Entrepreneur Rajesh Anandan, Ultra Testing “Why are we wasting so much time on trying to perfect what they are not good at? Instead concentrate on what they are good at”

Autistic Coders Get Jobs as Microsoft, SAP Woo Software Sleuths

Asperger Syndrome at Work, YouTube video

 Software Company SAP hires autistic workers for unique skills, YouTube Video

Ultra Testing


Israeli military utilizing talent of young people with Autism

Making appropriate career choices can make all the difference in success or failure of individuals with high functioning Autism.

Good Jobs for Non-Visual Thinkers—
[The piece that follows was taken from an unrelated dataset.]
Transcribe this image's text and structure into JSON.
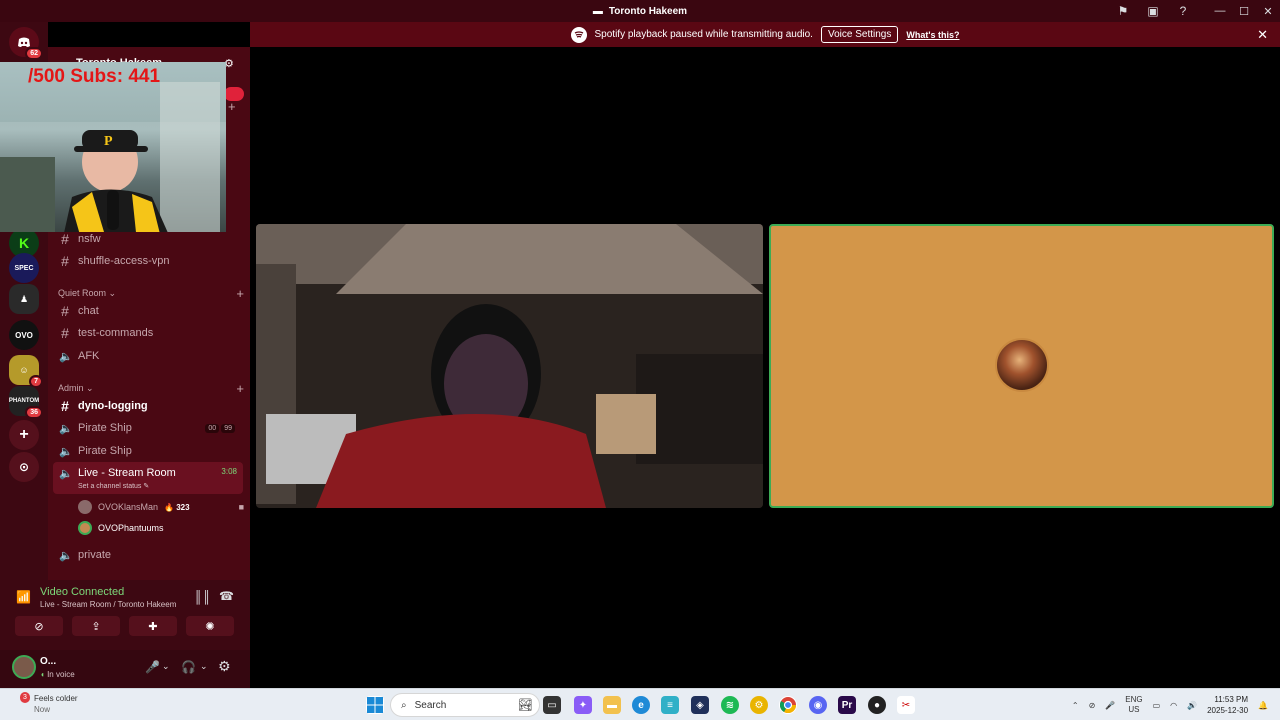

  •  Accounting -- Get very good in a specialized field such as income taxes
  • Bank Teller -- Very accurate money counting, much less demand on short-term working memory than a busy cashier who mostly makes change quickly
  • Clerk and filing jobs -- knows where every file is
  • Computer programming -- Less visual types can be done as freelance work
  • Copy editor -- Corrects manuscripts. Many individuals freelance for larger publishers
  • Engineering -- Electrical, electronic and chemical engineering
  • Inventory control -- Keeps track of merchandise stocked in a store
  • Journalist -- Very accurate facts, can be done as freelance
  • Laboratory technician -- Running laboratory equipment
  • Library science -- reference librarian. Help individuals find information in the library or on the Internet.
  • Physicist or mathematician -- There are very few jobs in these fields. Only the very brilliant can get and keep jobs. Jobs are much more plentiful in computer programming and accounting.
  • Statistician -- Work in many different fields such as research, census bureau, industrial quality control, U.S. Dept. of Agriculture, etc.
  • Taxi driver -- Knows where every street is
  • Telemarketing -- Get to repeat the same thing over and over, selling on the telephone. Noisy environment may be a problem. In telephone sales, you avoid many social problems.
  • Tuning pianos and other musical instruments, can be done as freelance work

Jobs for Nonverbal Individuals with Aspergers—

  •  Copy shop -- Running photocopies. Printing jobs should be lined up by somebody else.
  • Data entry -- If the person has fine motor problems, this would be a bad job
  • Factory assembly work -- Especially if the environment is quiet
  • Fast food restaurant -- Cleaning and cooking jobs with little demand on short-term memory
  • Janitor jobs -- Cleaning floors, toilets, windows and offices
  • Lawn and garden work -- Mowing lawns and landscaping work
  • Plant care -- Water plants in a large office building
  • Recycling plant -- Sorting jobs
  • Re-shelving library books -- Can memorize the entire numbering system and shelf locations
  • Restocking shelves -- In many types of stores
  • Warehouse -- Loading trucks, stacking boxes,

Best and Worst Jobs for Aspergers Adults My Asperger’s - HELP FOR PARENTS OF CHILDREN WITH ASPERGER'S & HIGH-FUNCTIONING AUTISM Education and Counseling for Individuals Affected by Autism Spectrum Disorders